Each line in the entries below that holds the string "this" is to be listed.
--
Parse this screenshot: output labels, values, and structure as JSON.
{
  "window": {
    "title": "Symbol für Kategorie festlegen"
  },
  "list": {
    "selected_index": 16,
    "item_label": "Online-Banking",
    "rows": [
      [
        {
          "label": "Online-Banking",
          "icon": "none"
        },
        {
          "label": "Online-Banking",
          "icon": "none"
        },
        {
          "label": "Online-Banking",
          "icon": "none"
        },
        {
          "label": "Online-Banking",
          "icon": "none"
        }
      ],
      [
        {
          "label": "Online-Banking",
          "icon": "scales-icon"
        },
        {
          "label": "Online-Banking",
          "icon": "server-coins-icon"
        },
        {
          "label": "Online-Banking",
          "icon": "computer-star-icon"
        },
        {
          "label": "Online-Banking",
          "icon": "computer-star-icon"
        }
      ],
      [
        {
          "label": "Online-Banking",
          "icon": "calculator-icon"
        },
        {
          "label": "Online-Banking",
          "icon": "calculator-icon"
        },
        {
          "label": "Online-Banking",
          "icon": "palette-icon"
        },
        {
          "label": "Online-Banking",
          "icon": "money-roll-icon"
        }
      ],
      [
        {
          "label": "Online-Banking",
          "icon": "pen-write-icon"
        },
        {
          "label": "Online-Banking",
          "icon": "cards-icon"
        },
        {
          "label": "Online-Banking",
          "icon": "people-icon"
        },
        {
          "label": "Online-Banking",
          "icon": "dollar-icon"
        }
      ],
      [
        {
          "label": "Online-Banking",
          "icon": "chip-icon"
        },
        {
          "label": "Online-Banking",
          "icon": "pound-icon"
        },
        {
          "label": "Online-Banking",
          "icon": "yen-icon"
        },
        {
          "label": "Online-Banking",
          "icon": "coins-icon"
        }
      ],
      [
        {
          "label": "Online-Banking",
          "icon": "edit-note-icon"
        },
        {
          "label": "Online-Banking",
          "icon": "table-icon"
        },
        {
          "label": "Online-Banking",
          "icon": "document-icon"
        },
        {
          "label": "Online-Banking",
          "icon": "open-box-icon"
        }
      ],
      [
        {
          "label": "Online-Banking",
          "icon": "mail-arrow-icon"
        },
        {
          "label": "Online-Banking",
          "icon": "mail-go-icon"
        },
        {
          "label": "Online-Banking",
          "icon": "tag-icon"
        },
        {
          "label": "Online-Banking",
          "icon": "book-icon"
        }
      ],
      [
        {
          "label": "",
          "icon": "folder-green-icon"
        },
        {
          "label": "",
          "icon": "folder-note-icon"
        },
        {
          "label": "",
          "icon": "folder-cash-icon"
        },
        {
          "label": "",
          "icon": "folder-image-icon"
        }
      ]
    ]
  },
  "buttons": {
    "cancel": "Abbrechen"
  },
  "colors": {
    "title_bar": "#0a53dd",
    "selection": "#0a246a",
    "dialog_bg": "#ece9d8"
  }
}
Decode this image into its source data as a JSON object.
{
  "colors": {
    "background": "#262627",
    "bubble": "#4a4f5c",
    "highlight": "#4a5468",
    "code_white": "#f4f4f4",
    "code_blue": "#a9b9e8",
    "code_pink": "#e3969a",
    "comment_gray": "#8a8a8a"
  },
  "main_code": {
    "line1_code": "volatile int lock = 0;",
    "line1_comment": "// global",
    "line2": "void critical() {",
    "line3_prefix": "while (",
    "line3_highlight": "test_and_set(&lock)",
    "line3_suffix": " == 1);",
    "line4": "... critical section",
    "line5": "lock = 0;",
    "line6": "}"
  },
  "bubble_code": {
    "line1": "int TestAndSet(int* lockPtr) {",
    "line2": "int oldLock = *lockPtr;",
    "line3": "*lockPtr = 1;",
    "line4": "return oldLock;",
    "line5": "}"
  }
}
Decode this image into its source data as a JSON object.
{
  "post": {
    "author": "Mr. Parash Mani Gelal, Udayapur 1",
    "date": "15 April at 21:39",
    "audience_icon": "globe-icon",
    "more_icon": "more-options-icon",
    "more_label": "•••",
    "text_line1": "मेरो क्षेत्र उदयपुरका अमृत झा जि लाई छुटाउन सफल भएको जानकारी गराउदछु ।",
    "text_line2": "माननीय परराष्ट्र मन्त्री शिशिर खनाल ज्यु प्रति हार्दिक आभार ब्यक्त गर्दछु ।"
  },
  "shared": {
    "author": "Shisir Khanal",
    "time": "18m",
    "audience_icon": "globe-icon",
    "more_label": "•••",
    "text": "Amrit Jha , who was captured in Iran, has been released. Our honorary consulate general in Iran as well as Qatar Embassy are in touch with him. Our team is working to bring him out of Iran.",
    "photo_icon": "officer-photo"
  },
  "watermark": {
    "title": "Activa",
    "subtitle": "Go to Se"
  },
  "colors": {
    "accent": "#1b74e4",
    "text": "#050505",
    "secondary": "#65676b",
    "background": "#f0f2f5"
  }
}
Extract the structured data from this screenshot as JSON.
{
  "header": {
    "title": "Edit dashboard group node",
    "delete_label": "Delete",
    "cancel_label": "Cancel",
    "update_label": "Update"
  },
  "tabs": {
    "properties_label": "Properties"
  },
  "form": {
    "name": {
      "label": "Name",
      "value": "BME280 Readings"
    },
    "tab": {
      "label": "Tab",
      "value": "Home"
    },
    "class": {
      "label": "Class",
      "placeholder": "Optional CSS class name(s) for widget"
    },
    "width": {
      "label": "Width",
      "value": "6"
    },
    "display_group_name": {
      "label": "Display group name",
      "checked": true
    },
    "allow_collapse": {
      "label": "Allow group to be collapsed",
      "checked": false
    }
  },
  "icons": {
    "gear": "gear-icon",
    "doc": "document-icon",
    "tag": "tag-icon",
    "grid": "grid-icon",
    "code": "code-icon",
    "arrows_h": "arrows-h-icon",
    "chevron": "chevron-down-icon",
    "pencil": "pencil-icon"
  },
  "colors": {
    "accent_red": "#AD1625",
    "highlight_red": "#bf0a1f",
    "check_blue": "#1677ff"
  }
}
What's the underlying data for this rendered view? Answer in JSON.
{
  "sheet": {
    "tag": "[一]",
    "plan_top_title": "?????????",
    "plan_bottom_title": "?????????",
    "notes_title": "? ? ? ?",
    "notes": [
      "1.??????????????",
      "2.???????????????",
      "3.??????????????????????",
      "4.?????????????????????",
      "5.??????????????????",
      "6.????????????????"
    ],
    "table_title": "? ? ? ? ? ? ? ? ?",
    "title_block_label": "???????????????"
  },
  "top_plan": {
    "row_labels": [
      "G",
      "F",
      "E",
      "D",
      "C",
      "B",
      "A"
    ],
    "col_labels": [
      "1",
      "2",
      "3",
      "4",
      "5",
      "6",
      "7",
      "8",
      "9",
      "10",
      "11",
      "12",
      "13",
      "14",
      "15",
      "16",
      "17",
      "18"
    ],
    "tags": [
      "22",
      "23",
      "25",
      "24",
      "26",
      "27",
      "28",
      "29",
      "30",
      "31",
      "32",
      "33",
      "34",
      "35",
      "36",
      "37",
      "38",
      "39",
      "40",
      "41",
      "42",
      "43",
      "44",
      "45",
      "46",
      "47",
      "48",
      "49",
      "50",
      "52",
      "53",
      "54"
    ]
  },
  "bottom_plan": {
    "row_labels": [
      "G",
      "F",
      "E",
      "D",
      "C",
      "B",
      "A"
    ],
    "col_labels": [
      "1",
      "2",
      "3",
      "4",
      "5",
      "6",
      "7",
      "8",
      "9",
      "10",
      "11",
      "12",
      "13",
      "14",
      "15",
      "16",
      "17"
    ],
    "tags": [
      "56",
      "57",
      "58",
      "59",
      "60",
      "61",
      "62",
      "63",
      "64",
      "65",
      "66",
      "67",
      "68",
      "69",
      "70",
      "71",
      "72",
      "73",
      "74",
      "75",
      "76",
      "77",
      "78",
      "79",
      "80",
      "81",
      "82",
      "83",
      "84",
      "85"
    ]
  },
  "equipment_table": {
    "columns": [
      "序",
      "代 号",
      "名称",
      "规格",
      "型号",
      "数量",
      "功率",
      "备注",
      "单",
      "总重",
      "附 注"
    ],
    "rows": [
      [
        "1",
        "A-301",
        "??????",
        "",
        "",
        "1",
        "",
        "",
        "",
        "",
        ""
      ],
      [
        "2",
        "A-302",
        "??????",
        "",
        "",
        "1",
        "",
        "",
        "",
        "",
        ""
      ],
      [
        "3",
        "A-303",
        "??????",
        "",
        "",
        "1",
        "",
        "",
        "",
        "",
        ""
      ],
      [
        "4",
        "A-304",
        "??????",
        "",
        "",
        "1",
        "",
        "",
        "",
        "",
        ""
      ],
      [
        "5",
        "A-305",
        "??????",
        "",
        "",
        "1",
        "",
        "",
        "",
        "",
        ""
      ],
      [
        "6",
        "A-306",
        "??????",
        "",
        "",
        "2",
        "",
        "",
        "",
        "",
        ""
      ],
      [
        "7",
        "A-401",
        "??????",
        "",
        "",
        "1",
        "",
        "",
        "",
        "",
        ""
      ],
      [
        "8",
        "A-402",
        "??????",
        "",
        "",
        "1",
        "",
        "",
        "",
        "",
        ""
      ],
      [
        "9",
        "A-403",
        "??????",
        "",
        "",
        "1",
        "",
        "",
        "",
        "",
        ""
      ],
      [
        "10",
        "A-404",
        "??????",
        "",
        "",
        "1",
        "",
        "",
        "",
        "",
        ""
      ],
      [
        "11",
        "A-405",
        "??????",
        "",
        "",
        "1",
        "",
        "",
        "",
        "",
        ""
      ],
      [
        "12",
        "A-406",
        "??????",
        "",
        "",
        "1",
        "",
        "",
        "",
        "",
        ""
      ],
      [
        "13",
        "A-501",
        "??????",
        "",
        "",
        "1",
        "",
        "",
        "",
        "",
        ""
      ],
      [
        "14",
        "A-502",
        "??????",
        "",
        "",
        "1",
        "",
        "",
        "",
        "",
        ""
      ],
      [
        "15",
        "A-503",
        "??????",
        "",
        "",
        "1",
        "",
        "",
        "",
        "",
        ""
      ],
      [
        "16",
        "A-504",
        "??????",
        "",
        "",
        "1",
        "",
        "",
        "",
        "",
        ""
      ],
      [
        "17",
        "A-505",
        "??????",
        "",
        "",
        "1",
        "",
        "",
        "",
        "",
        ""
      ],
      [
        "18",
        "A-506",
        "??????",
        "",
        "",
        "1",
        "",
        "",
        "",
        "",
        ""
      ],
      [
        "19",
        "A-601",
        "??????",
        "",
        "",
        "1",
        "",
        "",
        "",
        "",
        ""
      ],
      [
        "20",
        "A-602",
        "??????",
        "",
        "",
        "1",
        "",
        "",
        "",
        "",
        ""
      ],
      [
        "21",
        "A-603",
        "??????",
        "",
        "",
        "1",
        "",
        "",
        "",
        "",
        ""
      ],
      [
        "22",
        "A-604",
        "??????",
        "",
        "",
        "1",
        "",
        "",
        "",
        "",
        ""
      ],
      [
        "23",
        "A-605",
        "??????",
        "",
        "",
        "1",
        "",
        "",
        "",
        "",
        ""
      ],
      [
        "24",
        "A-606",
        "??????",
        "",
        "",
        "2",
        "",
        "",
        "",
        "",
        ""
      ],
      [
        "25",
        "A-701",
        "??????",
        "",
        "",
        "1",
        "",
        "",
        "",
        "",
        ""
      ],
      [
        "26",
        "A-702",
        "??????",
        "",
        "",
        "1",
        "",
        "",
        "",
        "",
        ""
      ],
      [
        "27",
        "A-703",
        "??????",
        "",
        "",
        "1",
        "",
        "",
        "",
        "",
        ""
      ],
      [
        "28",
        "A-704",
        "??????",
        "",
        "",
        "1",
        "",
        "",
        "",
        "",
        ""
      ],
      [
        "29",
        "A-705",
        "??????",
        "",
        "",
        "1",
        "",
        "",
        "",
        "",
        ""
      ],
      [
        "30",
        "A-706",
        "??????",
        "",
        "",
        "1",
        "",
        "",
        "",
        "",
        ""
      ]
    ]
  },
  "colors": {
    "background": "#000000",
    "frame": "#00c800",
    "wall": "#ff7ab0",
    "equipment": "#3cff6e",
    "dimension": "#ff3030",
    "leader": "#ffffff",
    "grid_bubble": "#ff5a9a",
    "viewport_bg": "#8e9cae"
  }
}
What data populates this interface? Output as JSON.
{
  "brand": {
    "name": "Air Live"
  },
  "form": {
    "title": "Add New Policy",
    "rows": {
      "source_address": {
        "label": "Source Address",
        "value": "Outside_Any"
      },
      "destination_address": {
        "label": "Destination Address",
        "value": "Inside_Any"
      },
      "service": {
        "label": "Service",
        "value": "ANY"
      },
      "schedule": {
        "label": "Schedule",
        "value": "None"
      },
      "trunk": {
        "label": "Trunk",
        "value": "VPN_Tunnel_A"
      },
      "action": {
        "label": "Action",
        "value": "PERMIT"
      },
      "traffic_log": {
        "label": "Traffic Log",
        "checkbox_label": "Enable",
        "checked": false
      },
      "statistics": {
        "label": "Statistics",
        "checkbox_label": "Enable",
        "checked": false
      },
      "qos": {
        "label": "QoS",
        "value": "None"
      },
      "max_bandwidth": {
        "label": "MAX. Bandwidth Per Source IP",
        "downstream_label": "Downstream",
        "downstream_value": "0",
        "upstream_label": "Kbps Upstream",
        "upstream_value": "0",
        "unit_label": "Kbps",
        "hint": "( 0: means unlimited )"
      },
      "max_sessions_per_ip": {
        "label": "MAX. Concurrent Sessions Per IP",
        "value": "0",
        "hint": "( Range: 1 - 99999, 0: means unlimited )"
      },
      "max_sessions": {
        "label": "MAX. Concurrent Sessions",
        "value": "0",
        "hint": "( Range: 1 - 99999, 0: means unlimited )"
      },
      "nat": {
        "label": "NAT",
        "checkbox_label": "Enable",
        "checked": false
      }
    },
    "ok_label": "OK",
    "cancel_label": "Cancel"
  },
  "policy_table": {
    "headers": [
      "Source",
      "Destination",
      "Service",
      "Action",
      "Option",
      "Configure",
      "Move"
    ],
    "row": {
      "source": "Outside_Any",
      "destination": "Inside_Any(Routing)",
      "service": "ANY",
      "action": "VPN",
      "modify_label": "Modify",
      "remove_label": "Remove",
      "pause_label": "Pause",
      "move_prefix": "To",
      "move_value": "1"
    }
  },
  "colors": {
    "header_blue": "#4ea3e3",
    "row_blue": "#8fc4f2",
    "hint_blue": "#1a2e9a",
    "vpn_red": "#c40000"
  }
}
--
**EXERCISE RESPONSE**
Parse this screenshot: output labels, values, and structure as JSON.
Decode this image into its source data as a JSON object.
Decode this image into its source data as a JSON object.
Extract the structured data from this screenshot as JSON.
What's the underlying data for this rendered view? Answer in JSON.
What data populates this interface? Output as JSON.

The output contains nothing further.